Website and app data records:
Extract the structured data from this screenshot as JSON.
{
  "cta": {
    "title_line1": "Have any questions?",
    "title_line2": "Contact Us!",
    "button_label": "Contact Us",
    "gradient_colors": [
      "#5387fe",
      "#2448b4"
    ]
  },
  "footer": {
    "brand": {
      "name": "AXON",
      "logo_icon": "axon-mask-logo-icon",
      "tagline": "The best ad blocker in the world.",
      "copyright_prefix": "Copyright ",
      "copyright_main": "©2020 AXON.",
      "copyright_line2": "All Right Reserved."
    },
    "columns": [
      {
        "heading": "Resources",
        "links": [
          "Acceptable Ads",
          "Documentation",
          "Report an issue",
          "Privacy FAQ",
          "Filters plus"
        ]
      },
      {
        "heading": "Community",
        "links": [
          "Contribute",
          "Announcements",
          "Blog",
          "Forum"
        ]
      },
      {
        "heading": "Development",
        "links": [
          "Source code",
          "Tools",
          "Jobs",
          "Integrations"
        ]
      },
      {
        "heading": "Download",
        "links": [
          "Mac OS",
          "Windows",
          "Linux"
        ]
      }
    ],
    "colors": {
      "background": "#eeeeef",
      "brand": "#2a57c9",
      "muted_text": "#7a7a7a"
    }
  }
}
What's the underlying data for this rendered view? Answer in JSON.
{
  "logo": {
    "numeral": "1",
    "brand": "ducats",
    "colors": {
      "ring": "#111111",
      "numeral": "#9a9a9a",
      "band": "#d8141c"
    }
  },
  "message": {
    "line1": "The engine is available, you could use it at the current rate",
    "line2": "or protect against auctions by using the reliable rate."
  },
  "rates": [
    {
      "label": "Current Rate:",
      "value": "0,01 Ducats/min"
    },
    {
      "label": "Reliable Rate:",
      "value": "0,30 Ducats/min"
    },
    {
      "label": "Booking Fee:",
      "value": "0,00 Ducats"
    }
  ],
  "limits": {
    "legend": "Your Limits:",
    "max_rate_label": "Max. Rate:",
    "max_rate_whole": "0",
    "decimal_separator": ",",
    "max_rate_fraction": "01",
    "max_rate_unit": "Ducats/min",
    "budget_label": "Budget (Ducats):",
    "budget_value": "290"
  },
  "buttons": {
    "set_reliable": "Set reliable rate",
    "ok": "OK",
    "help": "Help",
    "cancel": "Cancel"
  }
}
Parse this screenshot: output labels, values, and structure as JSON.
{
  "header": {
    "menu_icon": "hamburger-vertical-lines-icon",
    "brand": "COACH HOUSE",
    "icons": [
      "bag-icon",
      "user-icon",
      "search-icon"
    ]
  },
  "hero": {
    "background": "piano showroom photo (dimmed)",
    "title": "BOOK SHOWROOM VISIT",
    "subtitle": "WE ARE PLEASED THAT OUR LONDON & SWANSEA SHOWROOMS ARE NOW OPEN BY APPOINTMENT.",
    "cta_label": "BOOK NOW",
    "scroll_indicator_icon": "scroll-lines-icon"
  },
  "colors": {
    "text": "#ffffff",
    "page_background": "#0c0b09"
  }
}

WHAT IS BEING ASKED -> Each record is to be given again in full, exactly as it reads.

YOUR SOLUTION ->
Extract the structured data from this screenshot as JSON.
{
  "cta": {
    "title_line1": "Have any questions?",
    "title_line2": "Contact Us!",
    "button_label": "Contact Us",
    "gradient_colors": [
      "#5387fe",
      "#2448b4"
    ]
  },
  "footer": {
    "brand": {
      "name": "AXON",
      "logo_icon": "axon-mask-logo-icon",
      "tagline": "The best ad blocker in the world.",
      "copyright_prefix": "Copyright ",
      "copyright_main": "©2020 AXON.",
      "copyright_line2": "All Right Reserved."
    },
    "columns": [
      {
        "heading": "Resources",
        "links": [
          "Acceptable Ads",
          "Documentation",
          "Report an issue",
          "Privacy FAQ",
          "Filters plus"
        ]
      },
      {
        "heading": "Community",
        "links": [
          "Contribute",
          "Announcements",
          "Blog",
          "Forum"
        ]
      },
      {
        "heading": "Development",
        "links": [
          "Source code",
          "Tools",
          "Jobs",
          "Integrations"
        ]
      },
      {
        "heading": "Download",
        "links": [
          "Mac OS",
          "Windows",
          "Linux"
        ]
      }
    ],
    "colors": {
      "background": "#eeeeef",
      "brand": "#2a57c9",
      "muted_text": "#7a7a7a"
    }
  }
}
What's the underlying data for this rendered view? Answer in JSON.
{
  "logo": {
    "numeral": "1",
    "brand": "ducats",
    "colors": {
      "ring": "#111111",
      "numeral": "#9a9a9a",
      "band": "#d8141c"
    }
  },
  "message": {
    "line1": "The engine is available, you could use it at the current rate",
    "line2": "or protect against auctions by using the reliable rate."
  },
  "rates": [
    {
      "label": "Current Rate:",
      "value": "0,01 Ducats/min"
    },
    {
      "label": "Reliable Rate:",
      "value": "0,30 Ducats/min"
    },
    {
      "label": "Booking Fee:",
      "value": "0,00 Ducats"
    }
  ],
  "limits": {
    "legend": "Your Limits:",
    "max_rate_label": "Max. Rate:",
    "max_rate_whole": "0",
    "decimal_separator": ",",
    "max_rate_fraction": "01",
    "max_rate_unit": "Ducats/min",
    "budget_label": "Budget (Ducats):",
    "budget_value": "290"
  },
  "buttons": {
    "set_reliable": "Set reliable rate",
    "ok": "OK",
    "help": "Help",
    "cancel": "Cancel"
  }
}
Parse this screenshot: output labels, values, and structure as JSON.
{
  "header": {
    "menu_icon": "hamburger-vertical-lines-icon",
    "brand": "COACH HOUSE",
    "icons": [
      "bag-icon",
      "user-icon",
      "search-icon"
    ]
  },
  "hero": {
    "background": "piano showroom photo (dimmed)",
    "title": "BOOK SHOWROOM VISIT",
    "subtitle": "WE ARE PLEASED THAT OUR LONDON & SWANSEA SHOWROOMS ARE NOW OPEN BY APPOINTMENT.",
    "cta_label": "BOOK NOW",
    "scroll_indicator_icon": "scroll-lines-icon"
  },
  "colors": {
    "text": "#ffffff",
    "page_background": "#0c0b09"
  }
}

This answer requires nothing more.